Once accepted, the candidate presents the thesis orally. This oral exam is open to the public.
Capital, Carcerality, Borders: Documentary Spatiality examines the political potential of representations of space, place and landscape in experimental documentary film. The driving question for this project is: how do nonfiction engagements with spatiality serve to expose various forms of political and economic violence? More specifically, this thesis traces a connection between a geographically disparate set of experimental nonfiction works that have a shared concern with visualising the spatial machinations of contemporary power relations. This thesis argues that over the past two decades we have seen an increasing number of experimental nonfiction works that are structured around political interrogations of the spatial. It is the contention of this thesis that the adoption of such a critical spatial perspective within contemporary documentary practice still needs to be effectively surveyed and theorised, and it is this crucial work that Documentary Spatiality aims to undertake.
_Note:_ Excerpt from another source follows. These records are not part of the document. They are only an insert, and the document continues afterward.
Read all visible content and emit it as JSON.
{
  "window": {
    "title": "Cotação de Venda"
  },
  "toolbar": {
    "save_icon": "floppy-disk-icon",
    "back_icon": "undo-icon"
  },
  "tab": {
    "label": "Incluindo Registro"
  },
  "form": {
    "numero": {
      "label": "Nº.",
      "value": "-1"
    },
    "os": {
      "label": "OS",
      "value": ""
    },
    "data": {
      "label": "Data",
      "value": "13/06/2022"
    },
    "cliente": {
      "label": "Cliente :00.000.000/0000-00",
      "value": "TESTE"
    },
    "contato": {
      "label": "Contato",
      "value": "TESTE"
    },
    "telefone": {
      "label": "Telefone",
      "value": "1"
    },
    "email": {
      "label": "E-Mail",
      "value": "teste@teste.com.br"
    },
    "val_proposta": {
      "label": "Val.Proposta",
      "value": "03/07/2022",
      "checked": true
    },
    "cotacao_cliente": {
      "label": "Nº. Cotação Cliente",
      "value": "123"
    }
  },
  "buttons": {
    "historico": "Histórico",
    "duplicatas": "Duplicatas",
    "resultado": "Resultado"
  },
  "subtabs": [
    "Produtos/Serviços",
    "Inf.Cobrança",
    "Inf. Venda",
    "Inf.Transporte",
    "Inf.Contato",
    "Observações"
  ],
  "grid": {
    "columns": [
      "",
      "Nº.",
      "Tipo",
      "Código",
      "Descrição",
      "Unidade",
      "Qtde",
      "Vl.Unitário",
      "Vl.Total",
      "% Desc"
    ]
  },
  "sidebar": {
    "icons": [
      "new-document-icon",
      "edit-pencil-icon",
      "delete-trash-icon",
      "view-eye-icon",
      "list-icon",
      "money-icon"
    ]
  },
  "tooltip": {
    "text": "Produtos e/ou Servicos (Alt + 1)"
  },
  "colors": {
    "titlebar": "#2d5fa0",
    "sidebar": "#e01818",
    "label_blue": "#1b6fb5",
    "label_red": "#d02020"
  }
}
The thesis has three main chapters, each with a different spatial and political focus. “Visualising Late Capitalism’s Landscapes” examines works that aimed to confront the various impacts of late-capitalist economic exploitation, including the exploitative practices of natural resource extraction and transport logistics. “Carceral Geographies: Spaces of Exception and Internment” focuses on works that explore the impacts of the prison industrial complex on material, economic and social space. “Border Regimes: Labour, Ports and the Sea” focuses on works that examine the contemporary reconstitution of borders as heterogeneous, shifting and proliferating regimes of spatial control. By forging connections between these works, the thesis not only highlights the presence of such a spatio-political tendency, but also examines the future aesthetic and political potentialities for such a critical visual praxis. It is the contention of this thesis that moving image practices must become radical tools to fight against the spatial machinations of contemporary power relations. This thesis is a crucial intervention into documentary, new media and spatial studies scholarship. By bringing these spatio-political works together, the thesis argues for the establishment of a whole new genre of political nonfiction media practice. Moreover, by mapping out the presence of a spatio-political tendency in experimental nonfiction practice, this thesis highlights the importance of continuing its development by finding new and radical forms of praxis.